Then there’s that confidence behind the wheel I talked about earlier, as great as I found the new Corvette on the track there was always that layer of fear that if I pushed any harder the car would murder me. In the 911 you never get that. With each successive lap you find yourself chasing tenths, looking for that bit of extra speed wherever you can find it. It’s a more polished experience.
How I’d spec my own (if I had the money)
I don’t think there’s another vehicle out there with more permutations than a 911. There are so many ways to configure one that you’ll rarely ever see two alike.
Porsche’s option list is notoriously lengthy and you can almost double the price of the car if you go crazy
Want the Porsche crests on the wheels in colour? That’ll be $220. How about if you want the wheels painted? Sure, just tack on another $1480. Sports exhaust? $3370. Carbon ceramic brakes? $10,230. Decorative interior stitching and coloured seat centres? $5120. I can go on all day.

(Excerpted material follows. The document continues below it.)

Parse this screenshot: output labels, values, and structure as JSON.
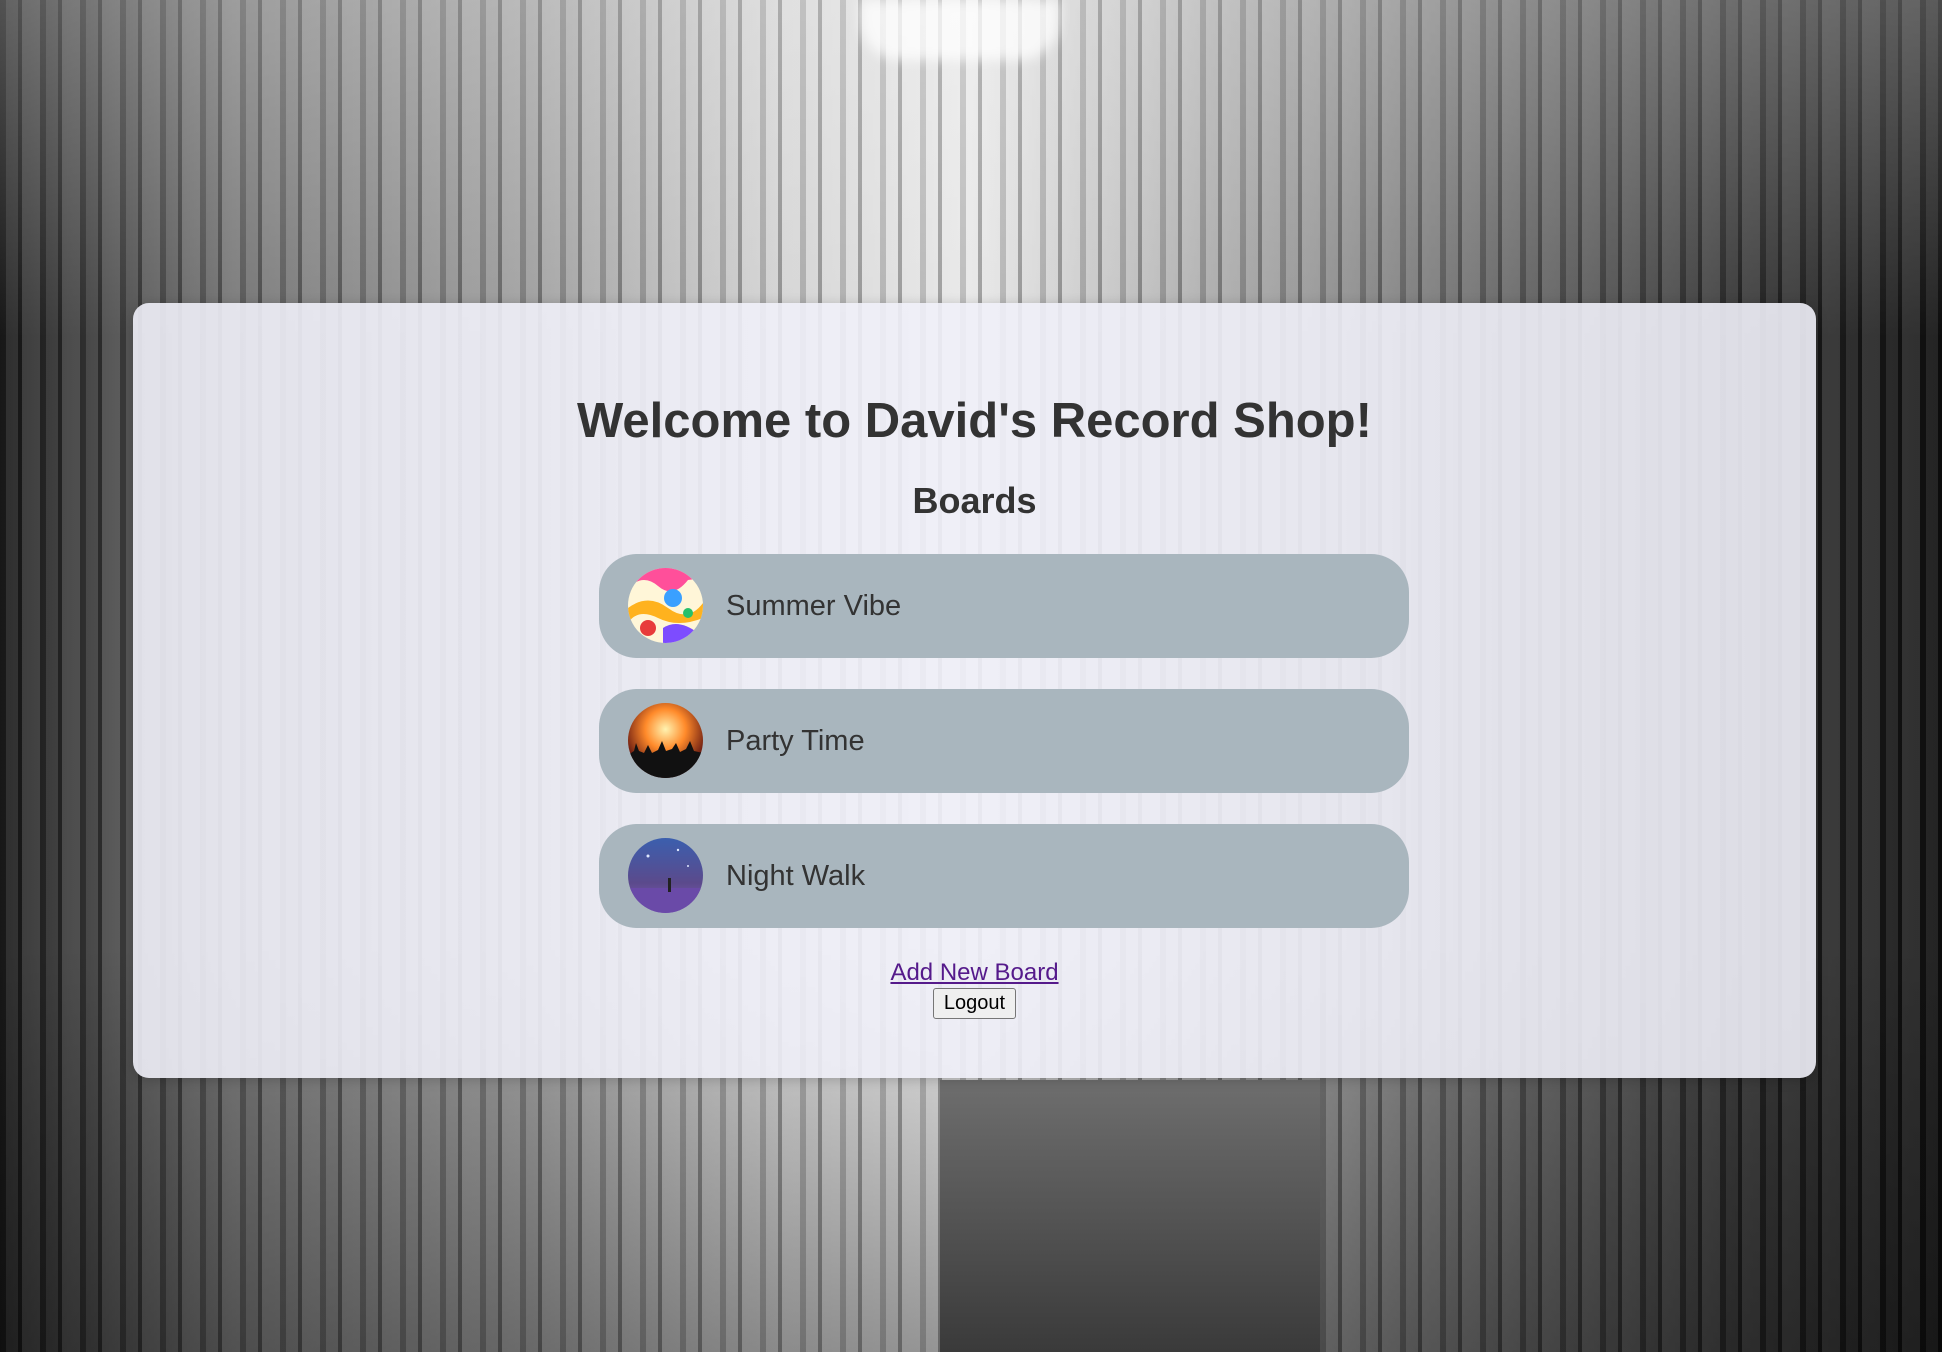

While it’s nice to be able to customize to your heart’s content, tastes vary and so I haven’t gone through any of the interior/exterior colour choices and custom trim pieces and just added stuff to make the 911 perform and sound better.
As brilliant as the 8-speed PDK dual-clutch is, the 7-speed manual transmission would be my choice. Every. Single. Time. Yes, the PDK is faster, but the manual is more fun and will involve the driver much more. And for a car like this, that’s what you want. It’s also one of the few no-charge options you can get and speccing the manual gets you the Sport Chrono pack by default (driving modes, dynamic engine mounts, analogue/digital stopwatch).
To that I’d add the premium pack for $6130 (lane-keep assist, adaptive cruise control, comfort access, ventilated seats, Bose surround sound system); LED-matrix headlights ($2280); Porsche Dynamic Chassis Control ($3610); rear axle steering ($2390); sports exhaust ($3370); front axle lift system ($3150); PASM adaptive dampers ($1170); surround view camera ($1640); 18-way adaptive sport seats ($3960).
This plus the base price of a 992 Carerra 4S ($137,400) brings the grand total to $166,600.
It’s a lot of money but there’s nothing else like a 911. And if you wanted to drive a true sports car every day of the year, and have the money, this is the one to get.